Record excerpts:
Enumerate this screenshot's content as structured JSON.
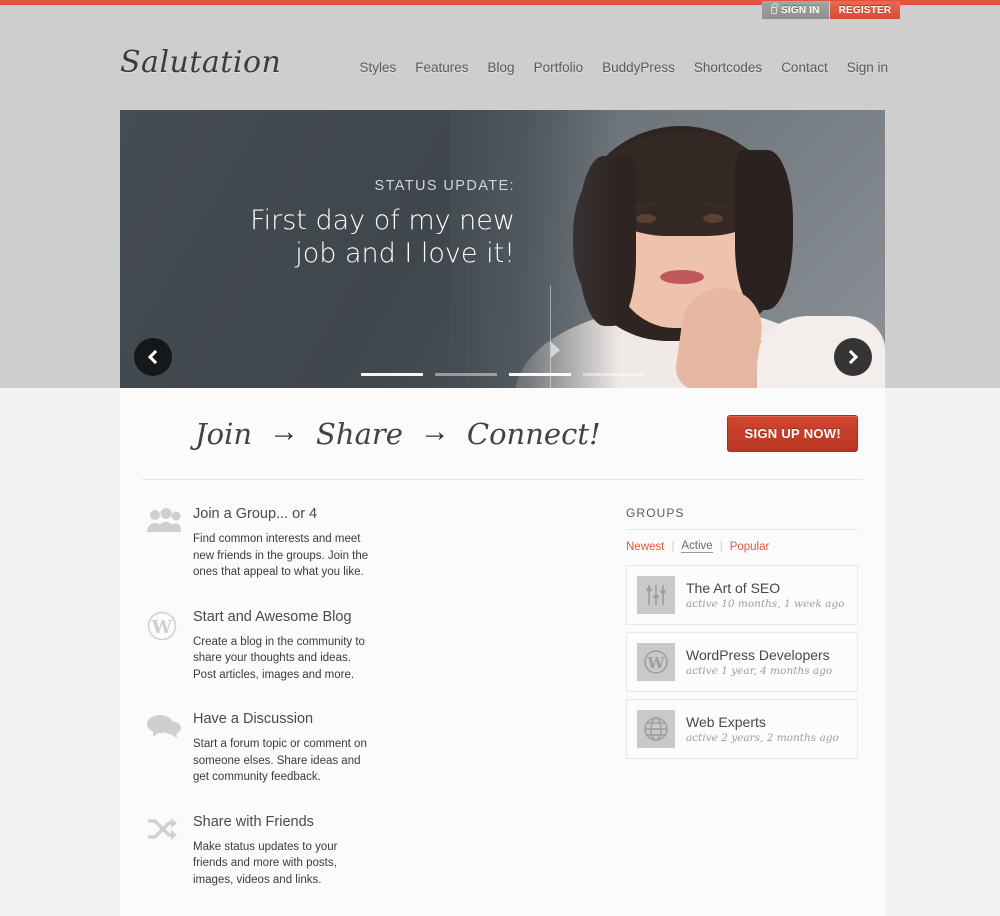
{
  "topbar": {
    "accent_color": "#e2523c",
    "signin_label": "SIGN IN",
    "register_label": "REGISTER"
  },
  "header": {
    "logo": "Salutation",
    "nav": [
      {
        "label": "Styles"
      },
      {
        "label": "Features"
      },
      {
        "label": "Blog"
      },
      {
        "label": "Portfolio"
      },
      {
        "label": "BuddyPress"
      },
      {
        "label": "Shortcodes"
      },
      {
        "label": "Contact"
      },
      {
        "label": "Sign in"
      }
    ]
  },
  "slider": {
    "kicker": "STATUS UPDATE:",
    "title_line1": "First day of my new",
    "title_line2": "job and I love it!",
    "prev_label": "‹",
    "next_label": "›",
    "pager_count": 4,
    "pager_active_index": 0
  },
  "cta": {
    "step1": "Join",
    "arrow1": "→",
    "step2": "Share",
    "arrow2": "→",
    "step3": "Connect!",
    "button_label": "SIGN UP NOW!",
    "button_color": "#c43e28"
  },
  "features": [
    {
      "icon": "group-users-icon",
      "title": "Join a Group... or 4",
      "text": "Find common interests and meet new friends in the groups. Join the ones that appeal to what you like."
    },
    {
      "icon": "wordpress-icon",
      "title": "Start and Awesome Blog",
      "text": "Create a blog in the community to share your thoughts and ideas. Post articles, images and more."
    },
    {
      "icon": "speech-bubbles-icon",
      "title": "Have a Discussion",
      "text": "Start a forum topic or comment on someone elses. Share ideas and get community feedback."
    },
    {
      "icon": "shuffle-arrows-icon",
      "title": "Share with Friends",
      "text": "Make status updates to your friends and more with posts, images, videos and links."
    }
  ],
  "sidebar": {
    "title": "GROUPS",
    "tabs": [
      {
        "label": "Newest",
        "active": false
      },
      {
        "label": "Active",
        "active": true
      },
      {
        "label": "Popular",
        "active": false
      }
    ],
    "separator": "|",
    "groups": [
      {
        "avatar_icon": "sliders-icon",
        "name": "The Art of SEO",
        "meta": "active 10 months, 1 week ago"
      },
      {
        "avatar_icon": "wordpress-icon",
        "name": "WordPress Developers",
        "meta": "active 1 year, 4 months ago"
      },
      {
        "avatar_icon": "globe-icon",
        "name": "Web Experts",
        "meta": "active 2 years, 2 months ago"
      }
    ]
  }
}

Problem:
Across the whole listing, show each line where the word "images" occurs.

Task solution:
      "text": "Create a blog in the community to share your thoughts and ideas. Post articles, images and more."
      "text": "Make status updates to your friends and more with posts, images, videos and links."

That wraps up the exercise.